AI avatars

Could AI Avatars Become 21st-Century Tombstones?

Since childhood, I have hated funerals. They mark the end of learning, an unfair verdict to a kid with unlimited curiosity about the world. The adults in the room accepted the end as a fact of life, and some even argued that it offers benefits in coloring life with a purpose and opening space for the birth of others. In an interview for the “Mission Daily” podcast yesterday, Stephanie Postles asked me which fact of life bothers me the most, and I replied: “Death. In particular, I wonder whether we could leave a memorable mark on life beyond Earth?”

Traditionally, people are commemorated after death by a tombstone on their grave. Their life is summarized in a few words engraved on a stone. In the rare case of the physicist Ludwig Boltzmann, the tombstone summary also includes his famous equation for entropy. Is that the best we can hope for?

There are two problems with this tradition. First, its information content is static. Second, it carries very limited data about the person it represents.  Alas, maximizing information was not a priority in burial services, as some traditions burned dead bodies. Turning biological entities into ashes destroys their genetic information content. This devastating tradition was extended by NASA to space when the New Horizons spacecraft to Pluto carried a box with ashes of Clyde Tombaugh, Pluto’s discoverer. If extraterrestrials were to recover that box, they would wonder about our barbaric act of removing any trace of DNA from Tombaugh’s body in the ashes. After all, a single hair would have carried more information about Tombaugh than NASA’s box of ash.

So far, we have not done much to preserve essential information about the 117 billion humans who lived on Earth over the past 10 million years. We can attempt to do better for the next 117 billion people.
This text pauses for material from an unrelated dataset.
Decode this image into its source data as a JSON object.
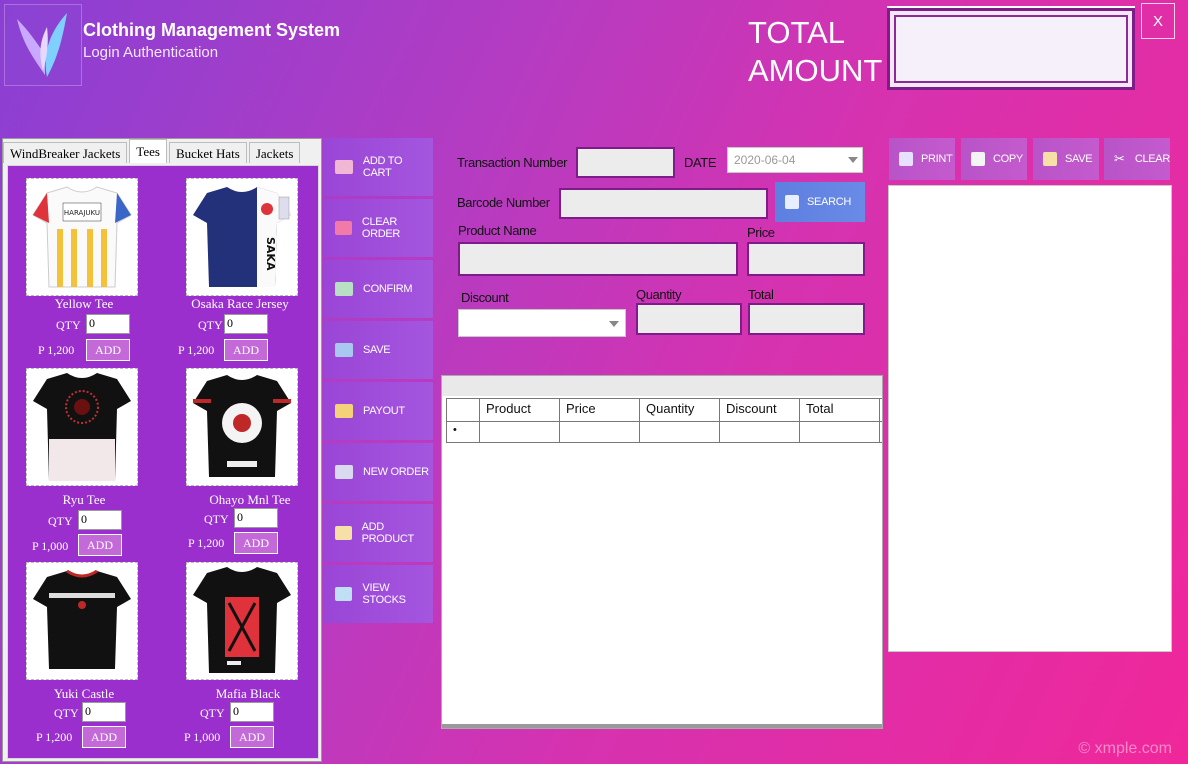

Of course, there are common partial solutions to the challenge, like writing a book or having children that would outlive us. But modern technology offers another way.

Imagine replacing tombstones in graveyards with digital screens. Each screen will be linked to an artificial intelligence (AI) avatar that was trained on all electronic records of the person it represents, including text, voice, and image data. The avatar would be trained while a person is alive and learn how to interact with living people after the person is gone. Instead of staring at a tombstone in a graveyard, one could engage in fresh conversations with AI avatars, who follow the characteristics of the person they emulate.

Having a conversation with Ludwig Boltzmann in his original voice could reveal new thoughts of Boltzmann’s avatar about all aspects of life and not just present a static celebration of his equation. After all, digital tablets are much richer in information than stony tablets. It would have been far easier for Moses to convey the Ten Commandments on a digital tablet.

A single state-of-the-art AI system could simultaneously serve numerous digital screens and interact in all languages on Earth.

This approach could be extended to space. Instead of encoding 115 images and a variety of sounds or music on the Golden Record of Voyager and carrying a box with Tombaugh’s ashes on New Horizons, a future spacecraft could carry an AI system that represents all humans on Earth.

An AI avatar could commemorate humanity in interstellar space long after the Sun boils off all oceans and extinguishes all lifeforms on Earth’s surface. It would be far more economical to send a single AI system than to put the humans it represents on a spaceship in the spirit of Noah’s Ark.

If we can imagine sending an AI monument to space, perhaps other technological civilizations already did that in the past, because their star was born billions of years before the Sun. Their AI records might show up in the form of interstellar devices. Just like tombstones, the main purpose of these devices would be to commemorate the senders. Finding them would not pose any existential threat to us, but rather offer an opportunity to appreciate the knowledge of our long-lost cosmic neighbors.

This knowledge could bring scientific benefits. When viewing an image of the Universe from billions of years ago, astrophysicists would be able to constrain the nature of dark matter and dark energy far better than possible today.

Through its search for interstellar artifacts, the Galileo Project may hopefully discover AI records from other stars. They would encode far more information about our neighbors than interstellar asteroids or comets.

Studying AI records from other civilizations would constitute a new branch of astrophysical archaeology, the study of cosmic civilizations that predated us by billions of years. Learning what they went through could offer tips on how to avoid catastrophes in our future.

Today, I am heading to the CURIOUS 2024 Conference near the birthplace of my grandfather in Germany, where I will echo my childhood sentiments and give a keynote lecture about the search for technological interstellar objects. Finding extraterrestrial monuments could convey the recipe we need for leaving our own mark on life beyond Earth.

Avi Loeb is the head of the Galileo Project, founding director of Harvard University’s – Black Hole Initiative, director of the Institute for Theory and Computation at the Harvard-Smithsonian Center for Astrophysics, and the former chair of the astronomy department at Harvard University (2011-2020). He is a former member of the President’s Council of Advisors on Science and Technology and a former chair of the Board on Physics and Astronomy of the National Academies. He is the bestselling author of “Extraterrestrial: The First Sign of Intelligent Life Beyond Earth” and a co-author of the textbook “Life in the Cosmos”, both published in 2021. His new book, titled “Interstellar”, was published in August 2023.